- [36:18] – To grab a reader’s attention and hold it, a prison memoirist must use his/her personal experience as an example of a larger trend or universality.
[37:29] – SEGMENT FIVE: Franco Baldasso tells the story of Primo Levi, who was a Holocaust survivor and an author who struggled to break free from his identity as a “Holocaust writer.”
- [38:48] – Because Levi was a chemist, he was able to survive for a year in the concentration camp. His laboratory work shielded him from the harsh Polish winter in 1944.
- [40:17] – In Levi’s book, Survival in Auschwitz, he begins with, “It was my good fortune . . .”
- [41:04] – He wrote in a unique, universal way that did not put himself in the center of the narration.
- [42:23] – When Levi tried to branch out into different genres, critics were surprised.
- [43:04] – Levi struggled with the label of “Holocaust writer” throughout his career.
- [44:25] – Levi died in 1987 when he fell from the third story of his apartment building.
- [44:41] – History recognizes Levi for literary achievements other than his Holocaust writings. The Royal Institution of Great Britain called his book of science essays, The Periodic Table, “The best science book ever written.”
- [46:13] – When Ken was twenty-seven years old and teaching science in Mesa, Arizona, he was named Teacher of the Year. A few months later, he was arrested and charged with child molestation.
- [50:10] – Writing served as an escape for Ken. The writing workshops in prison were a refuge that brought all kinds of people together.
- [50:50] – Ken says that writing is a way for prisoners to preserve a part of their humanity in a system designed to take it away.

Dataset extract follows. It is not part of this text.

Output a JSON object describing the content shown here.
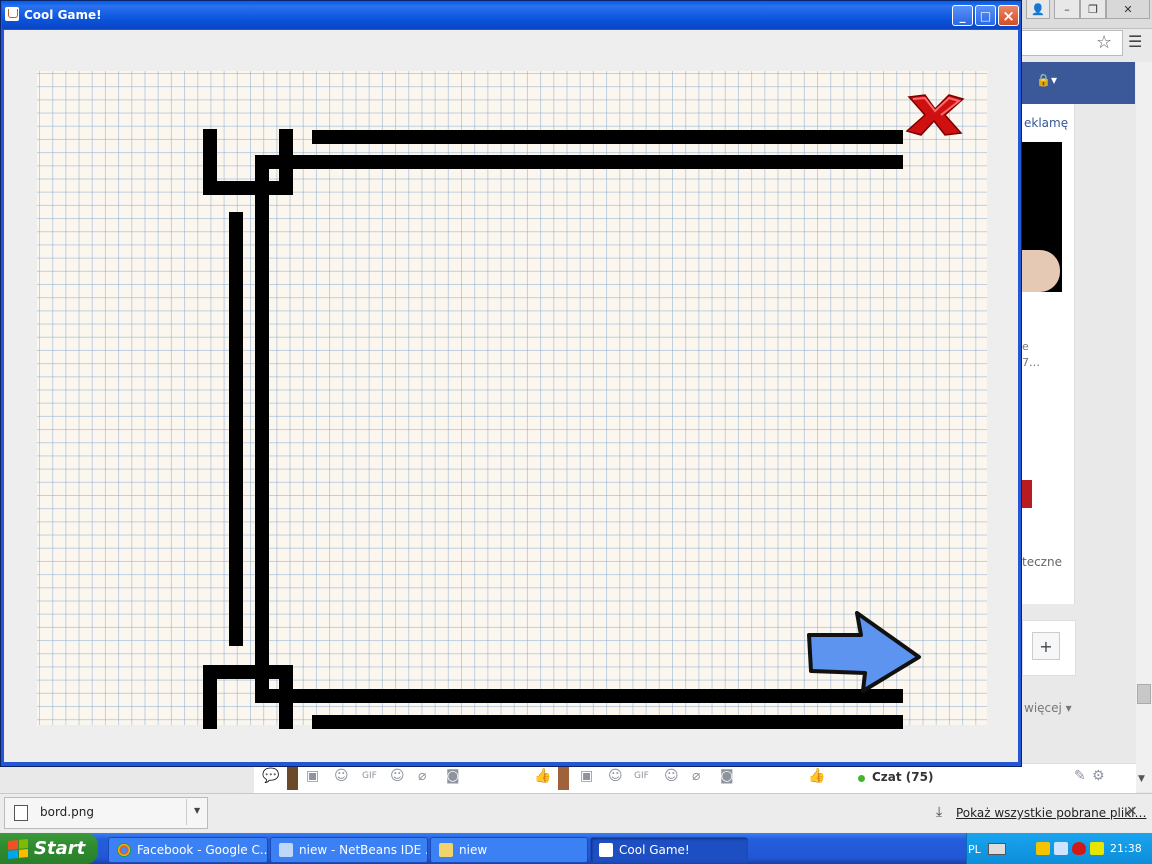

- [51:12] – One thing Ken learned while in prison was how to observe and appreciate the things he could still see in nature.
[54:21] – CLOSING: Ken reads a passage from his book Wilderness and Razor Wire.
- Michael Zinkowski shares stories about his writing students, and how the writing process has shifted their previously held beliefs.
- Mitchell S. Jackson explains how his time in prison inspired him to write, and how the process of publishing and promoting his first novel illuminated the disparity between his intended readership and his actual readership.
- Kristin Mehus-Roe illustrates the delicate nature of writing prison memoir.
- Franco Baldasso discusses how Primo Levi was labeled a “Holocaust writer,” but eventually broke free from that identity as an author.
- Ken Lamberton tells the story of his time in prison, and how, through his nature writing, he was able to preserve his own humanity.